US ambassador to China questions China’s missile programme

By Tim Brooks Gordon Brown became prime minister when China’s People’s Liberation Army launched its first intercontinental ballistic missile in 2005. Michael Austin, Barack Obama’s first US ambassador to China, had visited Shanghai in…

US ambassador to China questions China's missile programme

By Tim Brooks

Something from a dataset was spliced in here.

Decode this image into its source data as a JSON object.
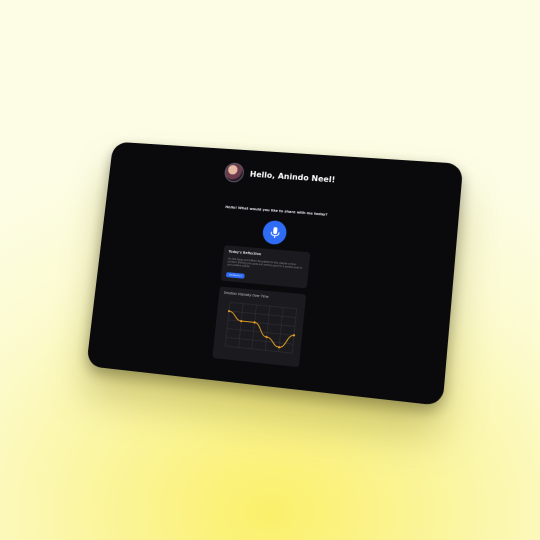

Gordon Brown became prime minister when China’s People’s Liberation Army launched its first intercontinental ballistic missile in 2005. Michael Austin, Barack Obama’s first US ambassador to China, had visited Shanghai in March 2007 when the People’s Liberation Army’s Chang Wanquan 1A successfully tested its new, high-precision long-range cruise missile. At the time, the PLA told the Washington Post that such developments showed it “great advances in the development of the various missiles and guns that it can use to achieve political objectives”. Yet when asked whether the US could fear the rise of Chinese missile capability, Austin told the BBC: “I’m not so convinced.” Here is the full transcript of Mr Austin’s interview on the programme. ANDREW MARR: One of the biggest questions facing the Chinese these days is to do with missiles, or hypersonic weapons. And you’re an expert in the area – on the issue of hypersonic weapons and missile defence. MICHAEL AUSTIN: From my vantage point and from conversations with many senior officials and public officials in the US government, I don’t think there’s a China fear in the United States government at all. In fact, I think there’s a little bit of fear of Chinese cruise missiles, China’s targeting of US satellites, China’s reach into Central Asia. So I don’t think there’s a China fear in the US government at all. MARR: But you have to see what China is doing in this arena. There was a spectacular launch by China recently, of what they call the J-20. This is their next generation fighter. It has been said that it’s the most advanced fighter in the world. It’s quite long, and it looks like a jet fighter. Can it match our drones in terms of speed? In fact, I’ve heard one senior US official say that it looks to him like a perfectly placed bomb. What do you make of that? AUSTIN: I don’t think the US military is in a position to recognise whether those comments are accurate or not, and I don’t think the Chinese have come out publicly with statements about whether they’re tracking this aircraft or not. What I would say is that with their focus on long-range missiles, including cruise missiles, and our focus on long-range missiles with our anti-missile systems, I don’t think there’s much of a race in either direction. We’re spending on defence quite a lot more than they are, and we’re shooting our missiles further and further away. The J-20 is not going to get very far in the fight. What we have to do is to defend ourselves with our weapons systems and to put an effective missile defence system in the Pacific, in Asia – not so far away that it cannot defend itself against Chinese missiles. The farther they’re away, and the harder it is to shoot down their missiles, the more sensitive it is to shoot them down. It’s a close call. We have to get more deadly and more lethal to our systems if we want to protect ourselves. We have to shoot things down, as far as I know, on land with our land-based anti-missile systems.

Bookmark with: Delicious

Digg

reddit

Facebook

StumbleUpon What are these? E-mail this to a friend Printable version

Leave a Comment